Barbarian: The Ultimate Warrior (1987) – based on Conan the Barbarian (1982)
For anyone who was a gamer in 1987, then you’re right, that is Wolf from Gladiators. And yes, that’s also former Page 3 girl Maria Whittaker on his arm (don’t pretend you didn’t already know that! And don’t pretend that you didn’t keep the “free poster with every copy” either!).
This game is a rip-off within a rip-off – a multidimensional rip-off, if you will. Because not only did it pinch the main points of Conan the Barbarian’s poster as well, it also usurped one of the most popular WWF stars of the 1980s, The Ultimate Warrior, for the subtitle too – a name which was almost certainly trademarked.

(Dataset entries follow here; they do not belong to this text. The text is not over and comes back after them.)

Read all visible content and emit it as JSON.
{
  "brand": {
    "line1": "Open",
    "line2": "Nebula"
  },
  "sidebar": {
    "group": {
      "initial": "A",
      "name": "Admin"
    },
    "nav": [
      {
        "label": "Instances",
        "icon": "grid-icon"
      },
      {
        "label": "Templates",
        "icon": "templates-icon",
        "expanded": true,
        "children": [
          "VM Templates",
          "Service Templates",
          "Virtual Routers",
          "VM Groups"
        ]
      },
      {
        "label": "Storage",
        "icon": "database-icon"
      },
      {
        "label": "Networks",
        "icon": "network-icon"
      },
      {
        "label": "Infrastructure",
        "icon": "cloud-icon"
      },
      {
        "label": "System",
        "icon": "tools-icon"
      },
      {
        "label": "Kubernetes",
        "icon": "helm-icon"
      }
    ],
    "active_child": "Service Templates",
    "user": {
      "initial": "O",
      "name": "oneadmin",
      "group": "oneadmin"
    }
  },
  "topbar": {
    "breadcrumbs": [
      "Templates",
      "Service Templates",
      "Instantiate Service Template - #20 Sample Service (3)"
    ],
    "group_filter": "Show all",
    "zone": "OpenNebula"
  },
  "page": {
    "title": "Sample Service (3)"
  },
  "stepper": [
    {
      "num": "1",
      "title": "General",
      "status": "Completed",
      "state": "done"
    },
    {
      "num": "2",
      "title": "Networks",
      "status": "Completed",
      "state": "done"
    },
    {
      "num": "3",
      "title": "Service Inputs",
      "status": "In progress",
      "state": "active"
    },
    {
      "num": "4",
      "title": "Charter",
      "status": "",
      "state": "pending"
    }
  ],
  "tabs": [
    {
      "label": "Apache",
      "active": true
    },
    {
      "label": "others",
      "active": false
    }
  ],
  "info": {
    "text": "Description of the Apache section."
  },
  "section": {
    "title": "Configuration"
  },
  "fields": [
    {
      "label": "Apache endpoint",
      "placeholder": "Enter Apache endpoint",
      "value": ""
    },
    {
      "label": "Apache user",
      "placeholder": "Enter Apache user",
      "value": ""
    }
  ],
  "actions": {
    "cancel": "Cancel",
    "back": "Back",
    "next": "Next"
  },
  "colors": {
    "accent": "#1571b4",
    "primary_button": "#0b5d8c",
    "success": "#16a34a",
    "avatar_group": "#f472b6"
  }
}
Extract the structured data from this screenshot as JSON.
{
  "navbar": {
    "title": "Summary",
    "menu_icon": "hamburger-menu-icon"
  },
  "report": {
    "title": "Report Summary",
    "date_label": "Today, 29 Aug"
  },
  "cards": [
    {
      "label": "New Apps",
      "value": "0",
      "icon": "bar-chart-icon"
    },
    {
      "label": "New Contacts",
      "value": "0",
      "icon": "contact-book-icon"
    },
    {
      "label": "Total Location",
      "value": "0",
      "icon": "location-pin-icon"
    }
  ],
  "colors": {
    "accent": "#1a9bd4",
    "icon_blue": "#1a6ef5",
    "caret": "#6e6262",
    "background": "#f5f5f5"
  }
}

Prince of Persia (1989) based on Star Wars (1977)
It’s not enough that the hero on the box art of Prince of Persia is basically Luke Skywalker; they even tempted the copyrighting fates by having a stand-in for Princess Leia in slave form in the background.
The plagiarism is strong with this one.
Rick Dangerous (1989) based on Raiders of the Lost Ark (1982)
On a side note, I wish my name was Rick Dangerous, because that is a baller name. But anyway, before Spelunky and Temple Run, both of which riffed off Indiana Jones, we had Rick Dangerous on the Spectrum and Commodore 64, whose opening set-piece had you fleeing from a huge bolder in a cave whilst donning a fedora. Come on guys, at least give him a bowler hat instead.
But mad props for going all out on the actual cover, which doesn’t just replicate the “beige shirt and leather straps” rugged-archaeologist-style shoot, it even copies in the aggressive tribe from the start of Raiders that didn’t even get an outing on the film’s poster. Now that’s commitment. If you’re going to steal, you might as well do it properly. Not sure where the serial killer’s wandered in from, though. Not sure where the serial killer in the background has wondered in from, however. Actually…
Splatterhouse (1988) – based on Friday 13th (1980)
How’s this for a good idea? How about you try to base your whole franchise around a hockey mask, after Friday 13th? Oh yeah, that’ll work.
To be fair, there was a wonderful charm about this awful but amazing game, and the intense whiff of rip-off bootleg only added to its appeal. It always felt like a knockoff, even when it was in the arcades. The original always had that feel as if you’d just bought it off a bloke down the pub for a fiver.
Golden Axe (1989) – based on Masters of the Universe (1987)
Masters of the Universe was only Swedish hulk Dolph Lundgren’s third film, but he had nonetheless already gained a reputation for being one of the industry’s tough guys with roles in Rocky IV and in the Bond film A View To Kill.
So it’s clear that when Sega were trying to come up with the cover art for their Golden Axe game two years later, they were keen for the game’s central character to be a long haired blonde hunk with his perfectly toned muscles out. In fairness, there aren’t many better long haired blonde hunks with their perfectly toned muscles out than Lundgren.
Road Blasters (1987) – based on Mad Max (1979)
Mad Max was initially met with a mixed reception when it first came out in 1979, but would soon become hugely popular around the world and break the Guinness record for most profitable film. A sequel, The Road Warrior, was released two years later, with a third film, Beyond Thunderdome, following in 1985.
Indeed, there weren’t many better icons to draw upon in the 1980s, and that’s exactly what Atari’s RoadBlasters game did in 1987. I mean, look at those sunglasses and the car! They arguably made Max’s speed gun even better by upgrading it to a fully armoured bazooka cannon.
True Crime: Streets of LA (2003) – based on The Replacement Killers (1999)
There really isn’t much to say about this other than this is a horrific copy and paste job. The creators of the game True Crime: Streets of LA probably thought they could get away with it as The Replacement Killers was a massive box office flop four years earlier, but if you remove Mira Sorvino from the film’s cover, it is LITERALLY the same.
Liberators (2016) – baed on Fury (2014)